But projects like Wascana live on ...
Doug has been a long term supporter of CDT on the Windows platform. Although it's not possible to host or distribute GPL code from Eclipse.org, it is from Eclipse Labs, and the Wascana project lives there. However, this is really a packaging of the standard CDT with required binaries for the Windows platform – it's not a set of code extensions. It's really just a P2 Generator and some gcc packages, compiled with MinGW to make for an easy Windows install.
Would a DVCS help?
Being able to pull changes as they happen from the Eclipse codebase is one way of picking up on changes to the code as they happen. In quite a few cases, this is enough to keep up-to-date with the changes – but it's not enough. If the parser changes significantly, or changes are created by duplication, then refactoring isn't going to be included even with a DVCS.
In any case, Eclipse Labs doesn't support Git so that would be another problem – and even though Git is the de-facto DVCS of the future for Eclipse, the CDT project isn't part of the git.eclipse.org cloned respositories. That's not to say that some haven't created git clones of cdt-core – but it's a manual process, and is still falliable. Whether this would have been in place at the start would have avoided some of the bulk copying is an open question; but ultimately, a fork is only good if it can be folded back in at some point – and that was never likely to happen.
Is this really news?
Well, the activity on the project page (combined with the activity on my github clone) really shows that not much has happened for a while. Part of that can be attributed to the same time that Apple killing off ZFS since much of my development focus has been getting that back on track (and merging in the OpenSolaris codebase).
There's also the thorny question of Apple's policies and Section 3.3.1. There's been a long-term clause which states that Xcode must be the only tool used to build iPhone applications for submission into the AppStore; though it doesn't prevent other tools being used in addition to that. However, it's become increasingly clear that although development of Objective-C tools for other non-Mac systems is possible, it's the iPhone (and iPad/iPod Touch) platforms that are driving the Objective-C resurgence. In fact, just this month Objective-C made it into the top 10 languages on the Tiobe report (note: site is Slashdotted at this time), presumably through the Apple device strategy.
There are those who want CDT to achieve world domination, and there's hope that this might include Objective-C at some point down the line. Certainly, I think that the usefulness of Objective-C as a language exceeds just a single manufacturer; the fact that clang and gcc both support Objective-C means that you don't need to be on closed platforms to write Objective-C code. However, it's my opinion that an Objective-C extension to the language has to happen within the CDT upstream source in order to survive refactorings instigated by other CDT languages. As it currently stands, ObjectivEClipse is firmly wedded to CDT 6.0, and there's no plans to change this at any time in the future; so, once CDT 7.0 comes out this month, the purpose of ObjectivEClipse effectively grinds to a halt.
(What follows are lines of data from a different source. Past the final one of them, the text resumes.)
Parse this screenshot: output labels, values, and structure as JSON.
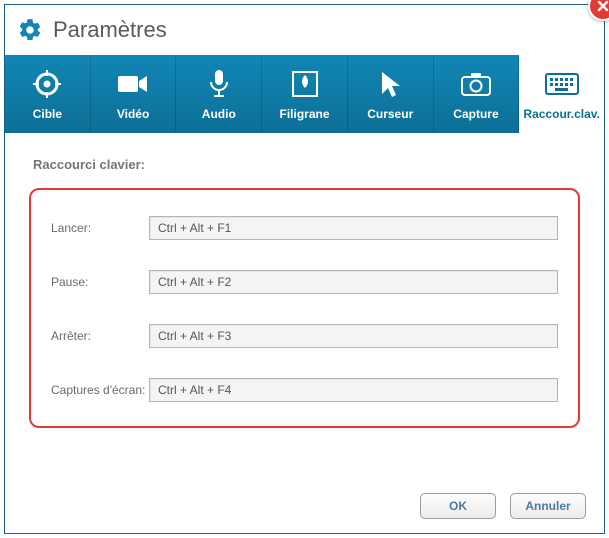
{
  "window": {
    "title": "Paramètres"
  },
  "tabs": {
    "items": [
      {
        "label": "Cible"
      },
      {
        "label": "Vidéo"
      },
      {
        "label": "Audio"
      },
      {
        "label": "Filigrane"
      },
      {
        "label": "Curseur"
      },
      {
        "label": "Capture"
      },
      {
        "label": "Raccour.clav."
      }
    ],
    "activeIndex": 6
  },
  "section": {
    "title": "Raccourci clavier:",
    "rows": [
      {
        "label": "Lancer:",
        "value": "Ctrl + Alt + F1"
      },
      {
        "label": "Pause:",
        "value": "Ctrl + Alt + F2"
      },
      {
        "label": "Arrêter:",
        "value": "Ctrl + Alt + F3"
      },
      {
        "label": "Captures d'écran:",
        "value": "Ctrl + Alt + F4"
      }
    ]
  },
  "footer": {
    "ok": "OK",
    "cancel": "Annuler"
  }
}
I'd like to thank those that supported the idea of Objective-C in CDT, and in particular those that offered their time and advice at prior EclipseCons and on the CDT mailing list to give it the best chance so far.